most solar panels are 12V I will asume the battery will be 12V. 60W per panel seem excessive most are 20 watts at best.. So 60 w times 3 180 watts 180/ 12 euals the amps 15 amps. One battery should be more than enough. most batteries are in range of 80-100 amp hours.

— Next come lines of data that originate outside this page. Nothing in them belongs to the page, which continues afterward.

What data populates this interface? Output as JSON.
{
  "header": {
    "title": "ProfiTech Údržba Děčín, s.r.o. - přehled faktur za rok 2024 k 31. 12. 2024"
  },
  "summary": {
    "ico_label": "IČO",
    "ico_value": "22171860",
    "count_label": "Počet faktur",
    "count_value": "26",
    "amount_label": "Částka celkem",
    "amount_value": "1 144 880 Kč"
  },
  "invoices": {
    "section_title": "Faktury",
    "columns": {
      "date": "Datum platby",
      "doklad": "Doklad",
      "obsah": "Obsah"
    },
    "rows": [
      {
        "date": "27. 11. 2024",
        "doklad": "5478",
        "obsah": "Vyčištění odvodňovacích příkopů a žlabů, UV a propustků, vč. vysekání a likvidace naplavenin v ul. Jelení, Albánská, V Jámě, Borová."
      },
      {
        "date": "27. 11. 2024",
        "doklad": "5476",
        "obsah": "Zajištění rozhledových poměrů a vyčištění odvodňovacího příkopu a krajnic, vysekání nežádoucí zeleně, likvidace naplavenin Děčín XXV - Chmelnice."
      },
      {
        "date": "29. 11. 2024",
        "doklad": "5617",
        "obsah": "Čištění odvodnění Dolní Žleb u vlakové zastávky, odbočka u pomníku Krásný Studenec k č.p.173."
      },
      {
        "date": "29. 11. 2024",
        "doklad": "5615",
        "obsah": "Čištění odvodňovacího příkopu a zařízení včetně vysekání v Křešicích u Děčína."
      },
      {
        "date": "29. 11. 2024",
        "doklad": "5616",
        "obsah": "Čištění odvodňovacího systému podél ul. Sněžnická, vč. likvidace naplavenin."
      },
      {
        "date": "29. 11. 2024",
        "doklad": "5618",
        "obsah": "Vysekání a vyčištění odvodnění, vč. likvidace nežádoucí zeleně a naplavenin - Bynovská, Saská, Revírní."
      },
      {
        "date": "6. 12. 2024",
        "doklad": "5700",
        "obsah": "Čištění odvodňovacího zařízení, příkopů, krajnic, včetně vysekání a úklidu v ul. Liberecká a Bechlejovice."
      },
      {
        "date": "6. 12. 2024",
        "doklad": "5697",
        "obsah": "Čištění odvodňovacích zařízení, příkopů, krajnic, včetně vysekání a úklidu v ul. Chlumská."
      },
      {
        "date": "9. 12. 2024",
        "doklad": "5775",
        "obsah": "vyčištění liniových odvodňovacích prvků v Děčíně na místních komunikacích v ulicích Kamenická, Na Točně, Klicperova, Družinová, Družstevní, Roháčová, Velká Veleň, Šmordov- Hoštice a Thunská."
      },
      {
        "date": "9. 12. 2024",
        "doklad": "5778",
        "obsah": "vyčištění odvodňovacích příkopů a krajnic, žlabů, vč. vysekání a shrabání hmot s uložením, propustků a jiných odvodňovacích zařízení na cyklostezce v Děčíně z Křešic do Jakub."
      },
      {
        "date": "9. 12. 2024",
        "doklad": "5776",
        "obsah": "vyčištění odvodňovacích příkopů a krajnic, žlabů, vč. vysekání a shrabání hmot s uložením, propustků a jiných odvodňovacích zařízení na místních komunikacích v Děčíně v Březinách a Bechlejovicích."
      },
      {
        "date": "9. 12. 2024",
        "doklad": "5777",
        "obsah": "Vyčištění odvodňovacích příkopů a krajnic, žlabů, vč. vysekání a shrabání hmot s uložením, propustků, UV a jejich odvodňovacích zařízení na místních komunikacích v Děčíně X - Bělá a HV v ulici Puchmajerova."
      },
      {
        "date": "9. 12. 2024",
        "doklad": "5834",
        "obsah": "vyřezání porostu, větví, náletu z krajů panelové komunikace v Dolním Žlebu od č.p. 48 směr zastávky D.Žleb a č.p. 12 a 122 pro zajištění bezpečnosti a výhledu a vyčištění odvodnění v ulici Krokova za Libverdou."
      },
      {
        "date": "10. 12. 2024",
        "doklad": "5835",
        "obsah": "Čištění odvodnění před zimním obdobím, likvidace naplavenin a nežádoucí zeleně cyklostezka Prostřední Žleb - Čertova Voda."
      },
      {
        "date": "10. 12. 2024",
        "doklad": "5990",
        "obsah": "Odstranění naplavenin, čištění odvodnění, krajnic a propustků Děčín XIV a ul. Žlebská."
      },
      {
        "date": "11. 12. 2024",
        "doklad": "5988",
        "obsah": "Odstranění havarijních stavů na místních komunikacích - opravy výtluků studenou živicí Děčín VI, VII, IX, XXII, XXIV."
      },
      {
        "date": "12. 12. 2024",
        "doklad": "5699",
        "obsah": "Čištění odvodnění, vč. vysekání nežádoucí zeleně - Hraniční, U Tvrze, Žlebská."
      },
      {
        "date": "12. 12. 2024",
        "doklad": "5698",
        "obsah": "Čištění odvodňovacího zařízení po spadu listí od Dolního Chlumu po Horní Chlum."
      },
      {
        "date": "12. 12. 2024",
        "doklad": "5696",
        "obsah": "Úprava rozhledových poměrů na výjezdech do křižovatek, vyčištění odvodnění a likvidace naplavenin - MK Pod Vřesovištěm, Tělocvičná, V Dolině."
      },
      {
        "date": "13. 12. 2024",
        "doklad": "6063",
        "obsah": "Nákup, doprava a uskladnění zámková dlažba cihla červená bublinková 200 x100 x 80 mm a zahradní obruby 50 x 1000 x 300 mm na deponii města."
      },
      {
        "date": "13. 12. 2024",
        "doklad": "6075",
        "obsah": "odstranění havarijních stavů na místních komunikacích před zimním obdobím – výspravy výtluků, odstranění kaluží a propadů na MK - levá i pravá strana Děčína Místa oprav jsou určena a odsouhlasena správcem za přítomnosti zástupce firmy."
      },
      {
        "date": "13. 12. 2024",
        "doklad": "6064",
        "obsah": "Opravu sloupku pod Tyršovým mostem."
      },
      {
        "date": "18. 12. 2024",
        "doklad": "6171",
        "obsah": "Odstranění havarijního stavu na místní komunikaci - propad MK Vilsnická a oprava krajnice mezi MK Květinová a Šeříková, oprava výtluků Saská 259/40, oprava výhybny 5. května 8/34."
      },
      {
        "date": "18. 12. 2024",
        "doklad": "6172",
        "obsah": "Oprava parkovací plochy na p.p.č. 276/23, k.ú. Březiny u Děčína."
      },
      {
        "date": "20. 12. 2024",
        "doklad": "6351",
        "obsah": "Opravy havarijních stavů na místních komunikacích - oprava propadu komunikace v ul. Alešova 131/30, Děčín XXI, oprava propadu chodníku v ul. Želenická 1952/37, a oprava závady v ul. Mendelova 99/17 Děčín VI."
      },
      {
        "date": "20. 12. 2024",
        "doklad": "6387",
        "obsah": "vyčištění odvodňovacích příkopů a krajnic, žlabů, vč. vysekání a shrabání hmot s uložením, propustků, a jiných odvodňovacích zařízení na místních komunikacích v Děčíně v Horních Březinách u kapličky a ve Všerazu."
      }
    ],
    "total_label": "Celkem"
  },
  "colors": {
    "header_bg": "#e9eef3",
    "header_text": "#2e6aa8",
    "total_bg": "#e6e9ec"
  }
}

Each panel will be made up of 36 .5 volt cells, which makes it 18 volts. The web site I am getting the build off of is solartechtown.com. He said it was a 60 watt panel, so I have been going off of that. I ended up finding a good deal on cells and decided to make 3 panels instead of 1. My original intention was to use this as a back up when the power goes out but I would also like to use it for whatever I can until that happens. If you have any suggestions on what this type of setup might be good for I will surely take your advice. I would also like to say that I really appreciate you taking the time to write me.